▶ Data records

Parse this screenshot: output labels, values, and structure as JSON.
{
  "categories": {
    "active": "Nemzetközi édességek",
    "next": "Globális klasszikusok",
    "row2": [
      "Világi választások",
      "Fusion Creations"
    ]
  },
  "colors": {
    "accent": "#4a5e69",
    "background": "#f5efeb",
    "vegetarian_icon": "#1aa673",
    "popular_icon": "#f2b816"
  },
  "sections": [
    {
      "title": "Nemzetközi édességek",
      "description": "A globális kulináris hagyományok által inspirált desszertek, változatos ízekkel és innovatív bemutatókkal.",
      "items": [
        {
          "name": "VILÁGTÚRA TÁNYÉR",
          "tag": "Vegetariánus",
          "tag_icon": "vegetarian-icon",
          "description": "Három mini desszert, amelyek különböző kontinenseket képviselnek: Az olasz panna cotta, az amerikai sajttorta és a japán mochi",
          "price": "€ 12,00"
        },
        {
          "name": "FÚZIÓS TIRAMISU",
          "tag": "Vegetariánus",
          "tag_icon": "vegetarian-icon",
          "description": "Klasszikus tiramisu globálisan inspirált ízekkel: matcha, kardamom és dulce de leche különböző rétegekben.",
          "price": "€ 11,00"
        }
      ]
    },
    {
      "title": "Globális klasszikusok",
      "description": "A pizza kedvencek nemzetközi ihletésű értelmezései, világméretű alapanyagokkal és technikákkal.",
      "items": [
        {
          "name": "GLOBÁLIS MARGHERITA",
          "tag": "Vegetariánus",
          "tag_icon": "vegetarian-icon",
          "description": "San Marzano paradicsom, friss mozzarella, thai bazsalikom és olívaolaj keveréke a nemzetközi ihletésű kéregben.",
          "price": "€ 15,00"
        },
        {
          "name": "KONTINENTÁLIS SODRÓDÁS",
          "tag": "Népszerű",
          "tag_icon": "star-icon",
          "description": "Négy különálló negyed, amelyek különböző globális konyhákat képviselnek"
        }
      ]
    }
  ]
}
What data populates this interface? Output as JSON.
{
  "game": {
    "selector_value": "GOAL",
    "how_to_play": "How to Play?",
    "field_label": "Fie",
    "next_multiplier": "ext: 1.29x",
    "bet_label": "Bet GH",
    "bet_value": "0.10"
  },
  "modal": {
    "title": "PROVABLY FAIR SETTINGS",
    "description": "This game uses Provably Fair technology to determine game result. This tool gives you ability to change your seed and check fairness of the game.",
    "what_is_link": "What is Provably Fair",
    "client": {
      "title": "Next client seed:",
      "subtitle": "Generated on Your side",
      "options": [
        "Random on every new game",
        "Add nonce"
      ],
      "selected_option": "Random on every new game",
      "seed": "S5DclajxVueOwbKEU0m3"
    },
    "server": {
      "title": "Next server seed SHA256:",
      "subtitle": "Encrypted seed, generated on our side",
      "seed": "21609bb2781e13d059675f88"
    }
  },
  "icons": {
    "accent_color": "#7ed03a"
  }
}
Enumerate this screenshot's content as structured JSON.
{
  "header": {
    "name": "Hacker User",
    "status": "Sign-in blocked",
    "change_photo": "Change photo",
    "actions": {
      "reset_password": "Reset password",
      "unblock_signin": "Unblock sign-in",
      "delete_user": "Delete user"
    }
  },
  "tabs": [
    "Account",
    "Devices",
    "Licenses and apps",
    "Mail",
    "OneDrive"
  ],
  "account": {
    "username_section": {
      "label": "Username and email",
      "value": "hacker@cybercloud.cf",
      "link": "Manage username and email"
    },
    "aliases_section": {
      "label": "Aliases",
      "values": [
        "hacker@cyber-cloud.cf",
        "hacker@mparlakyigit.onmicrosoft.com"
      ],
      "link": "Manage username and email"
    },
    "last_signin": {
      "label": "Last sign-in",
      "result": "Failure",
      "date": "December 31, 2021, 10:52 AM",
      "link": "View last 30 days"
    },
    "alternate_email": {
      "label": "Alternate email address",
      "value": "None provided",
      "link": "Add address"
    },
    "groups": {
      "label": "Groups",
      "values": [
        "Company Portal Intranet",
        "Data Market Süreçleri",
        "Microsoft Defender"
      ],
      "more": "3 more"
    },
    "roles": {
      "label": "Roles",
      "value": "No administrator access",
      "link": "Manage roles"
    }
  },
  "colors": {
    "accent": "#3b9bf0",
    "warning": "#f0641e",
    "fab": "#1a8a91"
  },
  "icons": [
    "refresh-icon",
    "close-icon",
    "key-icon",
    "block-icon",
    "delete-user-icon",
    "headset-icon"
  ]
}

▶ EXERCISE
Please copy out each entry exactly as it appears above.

▶ ANSWER BELOW
Parse this screenshot: output labels, values, and structure as JSON.
{
  "categories": {
    "active": "Nemzetközi édességek",
    "next": "Globális klasszikusok",
    "row2": [
      "Világi választások",
      "Fusion Creations"
    ]
  },
  "colors": {
    "accent": "#4a5e69",
    "background": "#f5efeb",
    "vegetarian_icon": "#1aa673",
    "popular_icon": "#f2b816"
  },
  "sections": [
    {
      "title": "Nemzetközi édességek",
      "description": "A globális kulináris hagyományok által inspirált desszertek, változatos ízekkel és innovatív bemutatókkal.",
      "items": [
        {
          "name": "VILÁGTÚRA TÁNYÉR",
          "tag": "Vegetariánus",
          "tag_icon": "vegetarian-icon",
          "description": "Három mini desszert, amelyek különböző kontinenseket képviselnek: Az olasz panna cotta, az amerikai sajttorta és a japán mochi",
          "price": "€ 12,00"
        },
        {
          "name": "FÚZIÓS TIRAMISU",
          "tag": "Vegetariánus",
          "tag_icon": "vegetarian-icon",
          "description": "Klasszikus tiramisu globálisan inspirált ízekkel: matcha, kardamom és dulce de leche különböző rétegekben.",
          "price": "€ 11,00"
        }
      ]
    },
    {
      "title": "Globális klasszikusok",
      "description": "A pizza kedvencek nemzetközi ihletésű értelmezései, világméretű alapanyagokkal és technikákkal.",
      "items": [
        {
          "name": "GLOBÁLIS MARGHERITA",
          "tag": "Vegetariánus",
          "tag_icon": "vegetarian-icon",
          "description": "San Marzano paradicsom, friss mozzarella, thai bazsalikom és olívaolaj keveréke a nemzetközi ihletésű kéregben.",
          "price": "€ 15,00"
        },
        {
          "name": "KONTINENTÁLIS SODRÓDÁS",
          "tag": "Népszerű",
          "tag_icon": "star-icon",
          "description": "Négy különálló negyed, amelyek különböző globális konyhákat képviselnek"
        }
      ]
    }
  ]
}
What data populates this interface? Output as JSON.
{
  "game": {
    "selector_value": "GOAL",
    "how_to_play": "How to Play?",
    "field_label": "Fie",
    "next_multiplier": "ext: 1.29x",
    "bet_label": "Bet GH",
    "bet_value": "0.10"
  },
  "modal": {
    "title": "PROVABLY FAIR SETTINGS",
    "description": "This game uses Provably Fair technology to determine game result. This tool gives you ability to change your seed and check fairness of the game.",
    "what_is_link": "What is Provably Fair",
    "client": {
      "title": "Next client seed:",
      "subtitle": "Generated on Your side",
      "options": [
        "Random on every new game",
        "Add nonce"
      ],
      "selected_option": "Random on every new game",
      "seed": "S5DclajxVueOwbKEU0m3"
    },
    "server": {
      "title": "Next server seed SHA256:",
      "subtitle": "Encrypted seed, generated on our side",
      "seed": "21609bb2781e13d059675f88"
    }
  },
  "icons": {
    "accent_color": "#7ed03a"
  }
}
Enumerate this screenshot's content as structured JSON.
{
  "header": {
    "name": "Hacker User",
    "status": "Sign-in blocked",
    "change_photo": "Change photo",
    "actions": {
      "reset_password": "Reset password",
      "unblock_signin": "Unblock sign-in",
      "delete_user": "Delete user"
    }
  },
  "tabs": [
    "Account",
    "Devices",
    "Licenses and apps",
    "Mail",
    "OneDrive"
  ],
  "account": {
    "username_section": {
      "label": "Username and email",
      "value": "hacker@cybercloud.cf",
      "link": "Manage username and email"
    },
    "aliases_section": {
      "label": "Aliases",
      "values": [
        "hacker@cyber-cloud.cf",
        "hacker@mparlakyigit.onmicrosoft.com"
      ],
      "link": "Manage username and email"
    },
    "last_signin": {
      "label": "Last sign-in",
      "result": "Failure",
      "date": "December 31, 2021, 10:52 AM",
      "link": "View last 30 days"
    },
    "alternate_email": {
      "label": "Alternate email address",
      "value": "None provided",
      "link": "Add address"
    },
    "groups": {
      "label": "Groups",
      "values": [
        "Company Portal Intranet",
        "Data Market Süreçleri",
        "Microsoft Defender"
      ],
      "more": "3 more"
    },
    "roles": {
      "label": "Roles",
      "value": "No administrator access",
      "link": "Manage roles"
    }
  },
  "colors": {
    "accent": "#3b9bf0",
    "warning": "#f0641e",
    "fab": "#1a8a91"
  },
  "icons": [
    "refresh-icon",
    "close-icon",
    "key-icon",
    "block-icon",
    "delete-user-icon",
    "headset-icon"
  ]
}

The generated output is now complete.